Leavenworthia uniflora, another uncommon native winter annual, is also actively growing in the pot. Leavenworthia are a little more robust that the Drabas, but they’re still awfully small. Soil in this pot mimics as closely as possible the conditions found on the barren sites where these plants normally grow. That means there should be some Draba and Leavenworthia germinating out in the barrens. I’ve been looking, but I’ve yet to find any. The problem is that, even though I try to harvest as much of this seed as possible, the concentration of plants and the amount of seed falling to the soil within the pots is probably hundreds of times greater than what is found in any of the natural barren openings. You would need to search thousands of square feet of barren areas to find the same number of plants growing in this one pot. What I’m trying to convey is the difficulty of finding plants this small out in a natural field.

I guess I’ll just have to take part of a nice sunny day and tweeze the weeds out of this pot. I’m trying to produce enough seed so that next year I can plant a Draba/Leavenworthia bed. I should probably get the soil for that bed in place right away so I can get an early start on weed control. Tweezing weeds out of an 18 inch diameter pot is bad enough. I certainly don’t want to do the same thing to 30 or 40 square feet of bed.


  1. Very cool that you are cultivating these species! Last April we went out on a foray hunting these small creatures with our cameras!

  2. I second go native's comment about growing these. Is this for seed production to enhance or develop new wild populations?
    We have these species in Missouri dolomite glades (=barrens), too. What amazes me is that they can occur in such tiny and widely dispersed bits of appropriate habitat, over such a broad range. One wonders how in the world they got everywhere they occur?!

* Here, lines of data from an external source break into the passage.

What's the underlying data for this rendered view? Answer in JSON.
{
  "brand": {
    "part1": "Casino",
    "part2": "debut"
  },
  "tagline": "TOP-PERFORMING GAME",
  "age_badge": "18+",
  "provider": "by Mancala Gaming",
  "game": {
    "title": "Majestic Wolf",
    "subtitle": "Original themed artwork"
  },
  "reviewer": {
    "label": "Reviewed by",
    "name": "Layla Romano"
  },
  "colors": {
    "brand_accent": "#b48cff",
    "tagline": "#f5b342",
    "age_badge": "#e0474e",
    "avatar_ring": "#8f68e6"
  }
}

  3. Hi, Go Native. I hope you were able to get some good pictures. I have trouble taking photos of Drabas that have all of the plant parts in focus.

    Hi, James. I started growing these species in pots just to get an idea of how they developed. I was surprised when I first saw seedlings in September. Draba seed seems small enough to become airborne on a windy day and the winged Leavenworthia seed ought to be easily moved by the wind. The fact that so many apparently suitable sites are without these plants suggests that seed movement is not a common or a speedy process.